Wedges: A heel that even a weakened babe can adore, they’re easier to walk in than a pump but still give you an extra three inches of height (spread out those pounds!). Closed toes and heels on espadrilles camouflage your parched skin and the fact that it’s been over six months since your last pedicure. They’re not only the perfect excuse not to have to take the dog out (“Can’t walk on the lawn in these shoes. Sorry!”), they also double as weight-training on those days you really need to maximize every move.
Boyfriend jeans: See cargo pants. When your waistline is four different sizes in three months, don’t even try to pick a size. Rock the baggy-pants trend like you’re doing it on purpose.

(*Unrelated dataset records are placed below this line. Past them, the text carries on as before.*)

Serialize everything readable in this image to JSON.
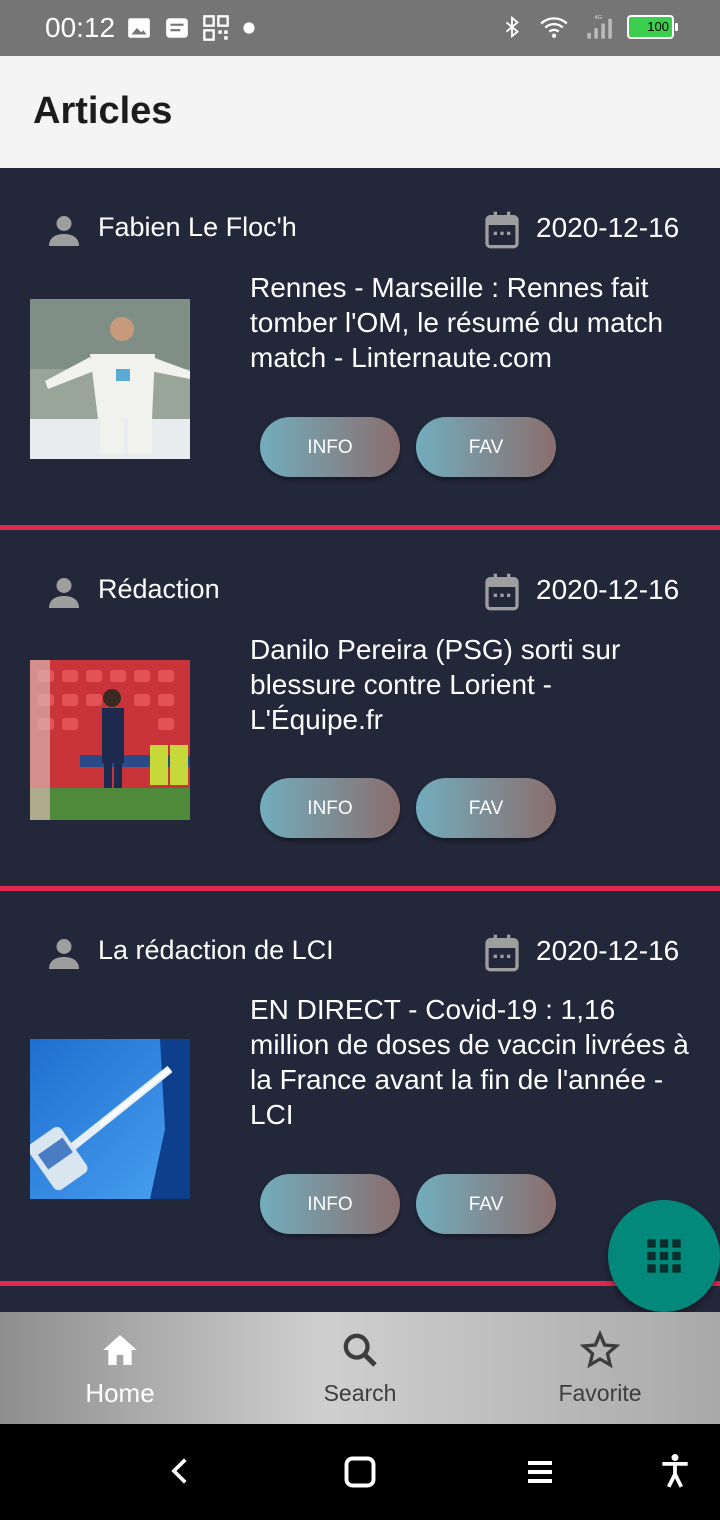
{
  "status_bar": {
    "time": "00:12",
    "battery": "100",
    "network": "4G"
  },
  "app_bar": {
    "title": "Articles"
  },
  "articles": [
    {
      "author": "Fabien Le Floc'h",
      "date": "2020-12-16",
      "title": "Rennes - Marseille : Rennes fait tomber l'OM, le résumé du match match - Linternaute.com",
      "info_label": "INFO",
      "fav_label": "FAV"
    },
    {
      "author": "Rédaction",
      "date": "2020-12-16",
      "title": "Danilo Pereira (PSG) sorti sur blessure contre Lorient - L'Équipe.fr",
      "info_label": "INFO",
      "fav_label": "FAV"
    },
    {
      "author": "La rédaction de LCI",
      "date": "2020-12-16",
      "title": "EN DIRECT - Covid-19 : 1,16 million de doses de vaccin livrées à la France avant la fin de l'année - LCI",
      "info_label": "INFO",
      "fav_label": "FAV"
    }
  ],
  "bottom_nav": {
    "items": [
      {
        "label": "Home",
        "icon": "home-icon",
        "active": true
      },
      {
        "label": "Search",
        "icon": "search-icon",
        "active": false
      },
      {
        "label": "Favorite",
        "icon": "star-icon",
        "active": false
      }
    ]
  },
  "fab": {
    "icon": "grid-icon"
  },
  "colors": {
    "background": "#23273a",
    "divider": "#e0294f",
    "fab": "#03897b",
    "app_bar": "#f4f4f4"
  }
}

Soft pastels: Delicate colors won’t overwhelm pale skin; sweet shell-pink flatters ghostly complexions of every color, and minimizes the effect of dark under-eye circles. Careful, though – too close to lavender and you risk calling attention to the IV-stick-attempt bruises on your forearms.
See, girls? You can still follow the trends, even from the comfort of your own barcalounger. And while you’re sitting still, it’ll be so much easier for your support team to admire how stylish you look. I think retail therapy should be a required co-therapy with the standard chemo stuff, don’t you?